GOAL OF THE EXERCISE:
Write out the material below again, line for line, without any images.

DATA UNDER STUDY:
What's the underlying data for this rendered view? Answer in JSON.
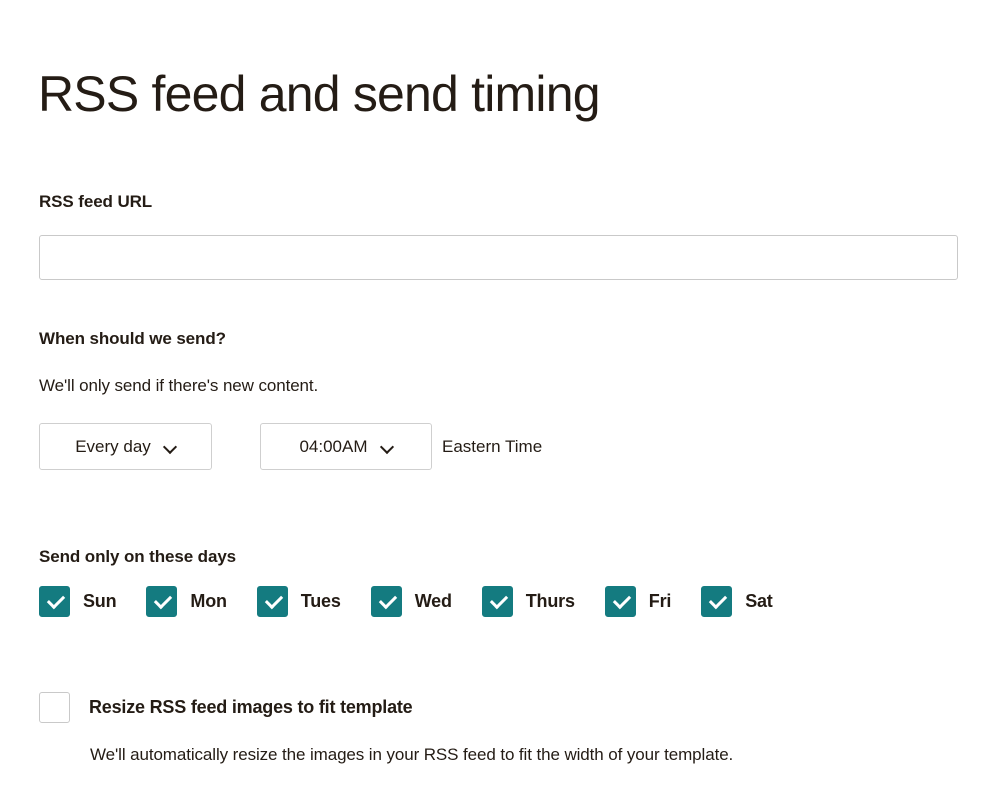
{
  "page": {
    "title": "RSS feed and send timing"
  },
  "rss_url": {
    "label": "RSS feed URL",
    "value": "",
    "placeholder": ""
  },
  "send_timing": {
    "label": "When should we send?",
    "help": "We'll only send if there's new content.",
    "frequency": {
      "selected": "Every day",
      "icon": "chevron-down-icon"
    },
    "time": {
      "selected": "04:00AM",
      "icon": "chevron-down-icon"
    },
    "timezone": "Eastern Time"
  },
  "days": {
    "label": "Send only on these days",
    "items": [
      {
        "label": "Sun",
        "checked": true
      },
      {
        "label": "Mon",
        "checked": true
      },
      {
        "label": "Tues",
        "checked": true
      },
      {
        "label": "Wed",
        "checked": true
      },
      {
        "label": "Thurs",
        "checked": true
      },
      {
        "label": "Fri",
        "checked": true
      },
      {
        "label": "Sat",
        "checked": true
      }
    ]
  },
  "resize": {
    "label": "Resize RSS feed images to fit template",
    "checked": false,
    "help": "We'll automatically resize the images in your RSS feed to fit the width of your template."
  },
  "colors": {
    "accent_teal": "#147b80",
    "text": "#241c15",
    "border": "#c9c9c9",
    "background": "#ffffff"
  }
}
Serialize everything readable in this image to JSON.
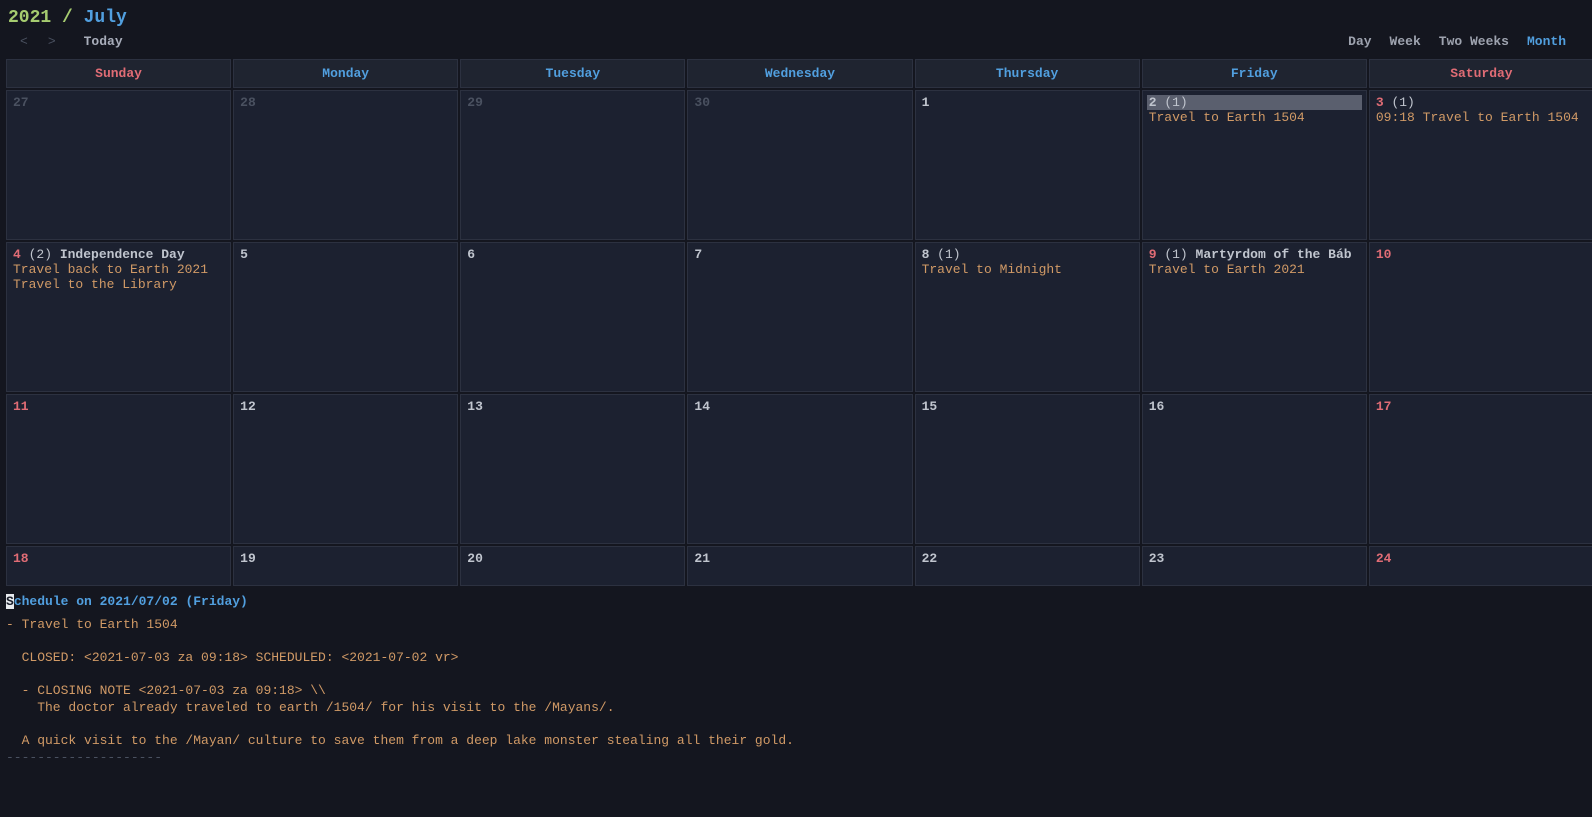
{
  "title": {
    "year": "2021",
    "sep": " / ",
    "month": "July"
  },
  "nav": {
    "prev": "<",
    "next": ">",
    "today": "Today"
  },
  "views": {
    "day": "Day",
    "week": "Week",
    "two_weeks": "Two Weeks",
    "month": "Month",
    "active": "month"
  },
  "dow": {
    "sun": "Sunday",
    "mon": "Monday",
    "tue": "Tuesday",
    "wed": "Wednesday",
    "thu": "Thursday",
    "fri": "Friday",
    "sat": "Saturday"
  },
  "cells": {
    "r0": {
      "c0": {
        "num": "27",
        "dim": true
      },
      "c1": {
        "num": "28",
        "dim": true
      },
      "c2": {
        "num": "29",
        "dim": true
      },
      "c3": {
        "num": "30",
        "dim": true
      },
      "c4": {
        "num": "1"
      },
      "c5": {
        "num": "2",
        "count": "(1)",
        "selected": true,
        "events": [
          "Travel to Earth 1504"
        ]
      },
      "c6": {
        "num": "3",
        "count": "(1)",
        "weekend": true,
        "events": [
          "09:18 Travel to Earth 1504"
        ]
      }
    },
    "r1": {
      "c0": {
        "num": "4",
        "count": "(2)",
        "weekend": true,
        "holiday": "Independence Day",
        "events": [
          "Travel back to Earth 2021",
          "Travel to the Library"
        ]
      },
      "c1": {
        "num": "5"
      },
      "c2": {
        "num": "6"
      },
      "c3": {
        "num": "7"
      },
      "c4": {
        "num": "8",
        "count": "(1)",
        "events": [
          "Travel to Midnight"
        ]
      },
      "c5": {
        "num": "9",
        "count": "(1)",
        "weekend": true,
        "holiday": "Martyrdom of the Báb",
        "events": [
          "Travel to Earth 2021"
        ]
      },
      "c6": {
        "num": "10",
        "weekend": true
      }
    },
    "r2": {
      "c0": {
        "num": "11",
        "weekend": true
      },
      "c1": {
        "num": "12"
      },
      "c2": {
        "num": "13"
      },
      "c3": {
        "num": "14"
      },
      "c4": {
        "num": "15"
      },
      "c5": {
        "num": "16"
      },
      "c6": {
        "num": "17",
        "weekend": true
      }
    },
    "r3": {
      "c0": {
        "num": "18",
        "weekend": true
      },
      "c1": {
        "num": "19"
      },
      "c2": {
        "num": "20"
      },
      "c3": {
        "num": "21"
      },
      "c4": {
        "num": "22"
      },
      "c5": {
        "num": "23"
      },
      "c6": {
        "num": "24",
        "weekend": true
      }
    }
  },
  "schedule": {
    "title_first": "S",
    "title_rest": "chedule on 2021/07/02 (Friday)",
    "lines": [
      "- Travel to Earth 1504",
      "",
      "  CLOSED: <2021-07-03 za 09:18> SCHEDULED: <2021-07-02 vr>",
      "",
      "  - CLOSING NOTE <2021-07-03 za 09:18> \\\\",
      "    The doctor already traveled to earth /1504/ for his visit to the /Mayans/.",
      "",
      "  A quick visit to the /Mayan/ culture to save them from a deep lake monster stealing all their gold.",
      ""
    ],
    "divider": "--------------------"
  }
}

ANSWER TO THE EXERCISE:
What's the underlying data for this rendered view? Answer in JSON.
{
  "page": {
    "title": "RSS feed and send timing"
  },
  "rss_url": {
    "label": "RSS feed URL",
    "value": "",
    "placeholder": ""
  },
  "send_timing": {
    "label": "When should we send?",
    "help": "We'll only send if there's new content.",
    "frequency": {
      "selected": "Every day",
      "icon": "chevron-down-icon"
    },
    "time": {
      "selected": "04:00AM",
      "icon": "chevron-down-icon"
    },
    "timezone": "Eastern Time"
  },
  "days": {
    "label": "Send only on these days",
    "items": [
      {
        "label": "Sun",
        "checked": true
      },
      {
        "label": "Mon",
        "checked": true
      },
      {
        "label": "Tues",
        "checked": true
      },
      {
        "label": "Wed",
        "checked": true
      },
      {
        "label": "Thurs",
        "checked": true
      },
      {
        "label": "Fri",
        "checked": true
      },
      {
        "label": "Sat",
        "checked": true
      }
    ]
  },
  "resize": {
    "label": "Resize RSS feed images to fit template",
    "checked": false,
    "help": "We'll automatically resize the images in your RSS feed to fit the width of your template."
  },
  "colors": {
    "accent_teal": "#147b80",
    "text": "#241c15",
    "border": "#c9c9c9",
    "background": "#ffffff"
  }
}
Serialize everything readable in this image to JSON.
{
  "title": {
    "year": "2021",
    "sep": " / ",
    "month": "July"
  },
  "nav": {
    "prev": "<",
    "next": ">",
    "today": "Today"
  },
  "views": {
    "day": "Day",
    "week": "Week",
    "two_weeks": "Two Weeks",
    "month": "Month",
    "active": "month"
  },
  "dow": {
    "sun": "Sunday",
    "mon": "Monday",
    "tue": "Tuesday",
    "wed": "Wednesday",
    "thu": "Thursday",
    "fri": "Friday",
    "sat": "Saturday"
  },
  "cells": {
    "r0": {
      "c0": {
        "num": "27",
        "dim": true
      },
      "c1": {
        "num": "28",
        "dim": true
      },
      "c2": {
        "num": "29",
        "dim": true
      },
      "c3": {
        "num": "30",
        "dim": true
      },
      "c4": {
        "num": "1"
      },
      "c5": {
        "num": "2",
        "count": "(1)",
        "selected": true,
        "events": [
          "Travel to Earth 1504"
        ]
      },
      "c6": {
        "num": "3",
        "count": "(1)",
        "weekend": true,
        "events": [
          "09:18 Travel to Earth 1504"
        ]
      }
    },
    "r1": {
      "c0": {
        "num": "4",
        "count": "(2)",
        "weekend": true,
        "holiday": "Independence Day",
        "events": [
          "Travel back to Earth 2021",
          "Travel to the Library"
        ]
      },
      "c1": {
        "num": "5"
      },
      "c2": {
        "num": "6"
      },
      "c3": {
        "num": "7"
      },
      "c4": {
        "num": "8",
        "count": "(1)",
        "events": [
          "Travel to Midnight"
        ]
      },
      "c5": {
        "num": "9",
        "count": "(1)",
        "weekend": true,
        "holiday": "Martyrdom of the Báb",
        "events": [
          "Travel to Earth 2021"
        ]
      },
      "c6": {
        "num": "10",
        "weekend": true
      }
    },
    "r2": {
      "c0": {
        "num": "11",
        "weekend": true
      },
      "c1": {
        "num": "12"
      },
      "c2": {
        "num": "13"
      },
      "c3": {
        "num": "14"
      },
      "c4": {
        "num": "15"
      },
      "c5": {
        "num": "16"
      },
      "c6": {
        "num": "17",
        "weekend": true
      }
    },
    "r3": {
      "c0": {
        "num": "18",
        "weekend": true
      },
      "c1": {
        "num": "19"
      },
      "c2": {
        "num": "20"
      },
      "c3": {
        "num": "21"
      },
      "c4": {
        "num": "22"
      },
      "c5": {
        "num": "23"
      },
      "c6": {
        "num": "24",
        "weekend": true
      }
    }
  },
  "schedule": {
    "title_first": "S",
    "title_rest": "chedule on 2021/07/02 (Friday)",
    "lines": [
      "- Travel to Earth 1504",
      "",
      "  CLOSED: <2021-07-03 za 09:18> SCHEDULED: <2021-07-02 vr>",
      "",
      "  - CLOSING NOTE <2021-07-03 za 09:18> \\\\",
      "    The doctor already traveled to earth /1504/ for his visit to the /Mayans/.",
      "",
      "  A quick visit to the /Mayan/ culture to save them from a deep lake monster stealing all their gold.",
      ""
    ],
    "divider": "--------------------"
  }
}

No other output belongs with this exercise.